Sometimes life landmarks just sneak up on you. Today marks the five-year anniversary of my final cancer treatment, which is more than just a number on a calendar; this marks the day that I am no longer in remission. I am officially cured.
I should feel happy right?
I do. I feel lucky and strong and healthy and accomplished, but the day is incomplete without my partner through it all. Of course I am speaking of my mother. I look back on my illness and all I can see now are the months of her by my bedside. When I was in the hospital she would spend many nights curled up in a tiny ball on the chair next to me in spite of my insisting she go home to her bed. I always meant it when I said I would be fine on my own for the evening, but when I would wake up at 2am in pain, seeing her asleep nearby, I felt relief.

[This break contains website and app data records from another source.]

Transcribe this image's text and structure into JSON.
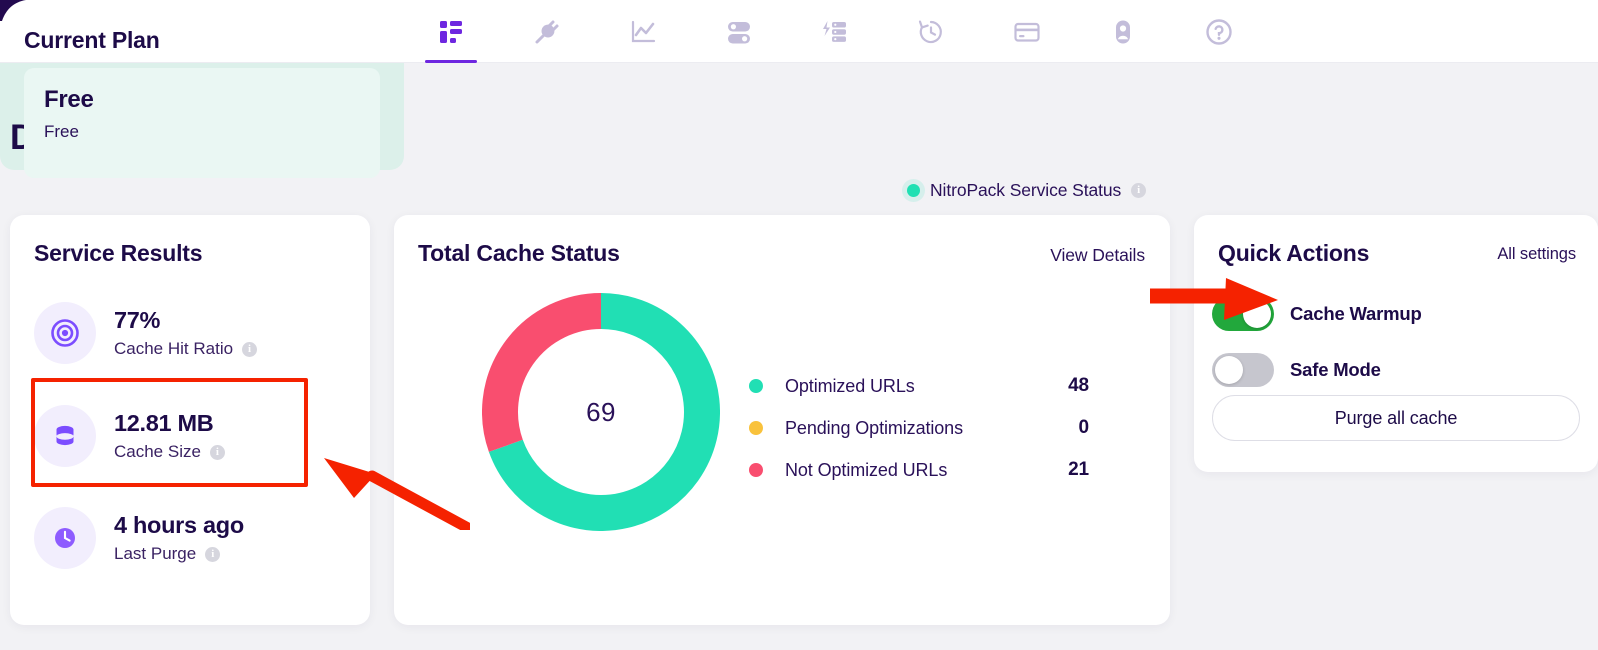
{
  "colors": {
    "accent_purple": "#6E27E0",
    "icon_purple": "#7C4DFF",
    "teal": "#21DFB4",
    "pink": "#F94E6F",
    "amber": "#F9C23C",
    "toggle_green": "#22A83C",
    "annotation_red": "#F52200",
    "title_ink": "#1D0B48",
    "page_bg": "#F2F2F5"
  },
  "nav": {
    "tabs": [
      {
        "name": "dashboard",
        "icon": "dashboard-icon",
        "active": true
      },
      {
        "name": "plugins",
        "icon": "plug-icon",
        "active": false
      },
      {
        "name": "analytics",
        "icon": "line-chart-icon",
        "active": false
      },
      {
        "name": "settings",
        "icon": "toggles-icon",
        "active": false
      },
      {
        "name": "optimization",
        "icon": "lightning-list-icon",
        "active": false
      },
      {
        "name": "history",
        "icon": "clock-rewind-icon",
        "active": false
      },
      {
        "name": "billing",
        "icon": "credit-card-icon",
        "active": false
      },
      {
        "name": "account",
        "icon": "user-icon",
        "active": false
      },
      {
        "name": "help",
        "icon": "question-mark-icon",
        "active": false
      }
    ]
  },
  "page": {
    "title": "Dashboard"
  },
  "service_status": {
    "label": "NitroPack Service Status",
    "state": "operational",
    "info_glyph": "i"
  },
  "service_results": {
    "title": "Service Results",
    "rows": [
      {
        "icon": "target-icon",
        "value": "77%",
        "label": "Cache Hit Ratio",
        "highlighted": false
      },
      {
        "icon": "database-icon",
        "value": "12.81 MB",
        "label": "Cache Size",
        "highlighted": true
      },
      {
        "icon": "clock-icon",
        "value": "4 hours ago",
        "label": "Last Purge",
        "highlighted": false
      }
    ]
  },
  "cache_status": {
    "title": "Total Cache Status",
    "view_details_label": "View Details"
  },
  "chart_data": {
    "type": "pie",
    "title": "Total Cache Status",
    "center_label": "69",
    "total": 69,
    "categories": [
      "Optimized URLs",
      "Pending Optimizations",
      "Not Optimized URLs"
    ],
    "values": [
      48,
      0,
      21
    ],
    "colors": [
      "#21DFB4",
      "#F9C23C",
      "#F94E6F"
    ],
    "legend_position": "right",
    "donut": true,
    "start_angle_deg": 0,
    "direction": "clockwise"
  },
  "quick_actions": {
    "title": "Quick Actions",
    "all_settings_label": "All settings",
    "toggles": [
      {
        "label": "Cache Warmup",
        "state": "on"
      },
      {
        "label": "Safe Mode",
        "state": "off"
      }
    ],
    "purge_button_label": "Purge all cache"
  },
  "current_plan": {
    "title": "Current Plan",
    "plan_name": "Free",
    "plan_sub": "Free"
  },
  "annotations": {
    "rect_target": "Cache Size service result row",
    "arrow_left_target": "Cache Size service result row",
    "arrow_right_target": "Cache Warmup toggle"
  }
}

On the hardest days, when I was really sick of being sick my mother would tell me to close my eyes. She would run her fingers gently along my arms and up to my hairline and she would say, “imagine it is years from now; you are healthy and happy and your life is far away from hospitals and doctors. You will look back on this time and you won’t remember exactly how much it hurt or how long it lasted, it will become a blip on your radar. You will eventually struggle to remember the moments you thought were so painful you could never forget.”

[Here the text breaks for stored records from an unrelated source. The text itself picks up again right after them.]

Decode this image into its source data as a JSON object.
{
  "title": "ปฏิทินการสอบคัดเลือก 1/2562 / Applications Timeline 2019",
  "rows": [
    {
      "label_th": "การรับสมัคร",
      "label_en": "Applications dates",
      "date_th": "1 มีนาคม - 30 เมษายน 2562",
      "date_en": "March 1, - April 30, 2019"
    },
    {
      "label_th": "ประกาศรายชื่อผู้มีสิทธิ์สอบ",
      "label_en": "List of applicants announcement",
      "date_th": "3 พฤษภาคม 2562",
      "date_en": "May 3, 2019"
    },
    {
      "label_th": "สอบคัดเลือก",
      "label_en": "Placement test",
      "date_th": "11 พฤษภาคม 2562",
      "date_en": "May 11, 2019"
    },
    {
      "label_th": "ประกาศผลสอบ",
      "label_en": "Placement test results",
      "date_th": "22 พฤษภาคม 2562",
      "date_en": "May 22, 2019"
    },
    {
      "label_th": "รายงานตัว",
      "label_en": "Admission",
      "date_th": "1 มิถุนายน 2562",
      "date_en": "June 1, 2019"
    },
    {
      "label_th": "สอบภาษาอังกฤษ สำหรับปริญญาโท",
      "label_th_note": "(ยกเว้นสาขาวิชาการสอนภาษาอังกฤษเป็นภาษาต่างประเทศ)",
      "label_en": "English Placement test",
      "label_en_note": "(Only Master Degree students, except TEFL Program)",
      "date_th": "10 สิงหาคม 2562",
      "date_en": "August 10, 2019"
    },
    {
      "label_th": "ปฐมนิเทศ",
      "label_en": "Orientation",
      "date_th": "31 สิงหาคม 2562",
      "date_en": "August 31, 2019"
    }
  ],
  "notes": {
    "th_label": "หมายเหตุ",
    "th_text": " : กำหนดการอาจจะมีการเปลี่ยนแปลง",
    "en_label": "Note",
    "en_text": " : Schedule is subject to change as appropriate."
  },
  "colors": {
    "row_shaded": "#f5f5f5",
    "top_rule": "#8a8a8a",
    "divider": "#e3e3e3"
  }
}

She was right. I remember the bone marrow biopsy that I swore hurt more than anything I had ever experienced, but now my memory isn’t of the pain. What I can recall is her face through the bars of the hospital bed, her always cool tiny hands clutching mine and the expression of a love so deep that she felt my pain through it. Looking straight at her reminded me that my life was still going on and some familiar things remained. Because of her, my memory of that procedure is not a bad one, but rather a moment where we were together and connected. Someday I will love my children this deeply in part because of that five minutes where I saw her, caring, selfless and desperate to take me away from it all. She just looked me right in the eyes and squeezed; I cried and she cried and then it was over.
I never thought then that when I reached this day she wouldn’t be here with me. We talked about spending the day going out to eat and laughing and not talking at all about cancer. I should have planned something for the day so that I could appreciate what a milestone it is, but without her I cannot truly celebrate the way we had expected. I am cured in the moments when I think about how lucky I was to get that time with her, I would do it all again if it meant I was near her.
Today is just one moment in time. In several hours it will be over and I begin the next chapter of my life as a healthy twenty-something without the worries of CAT scans and check ups. She and I got through it together and for that I am forever changed. When I look back it will all be a blip on the radar, but everything that she was and all the things she did for me will define my thoughts and actions always.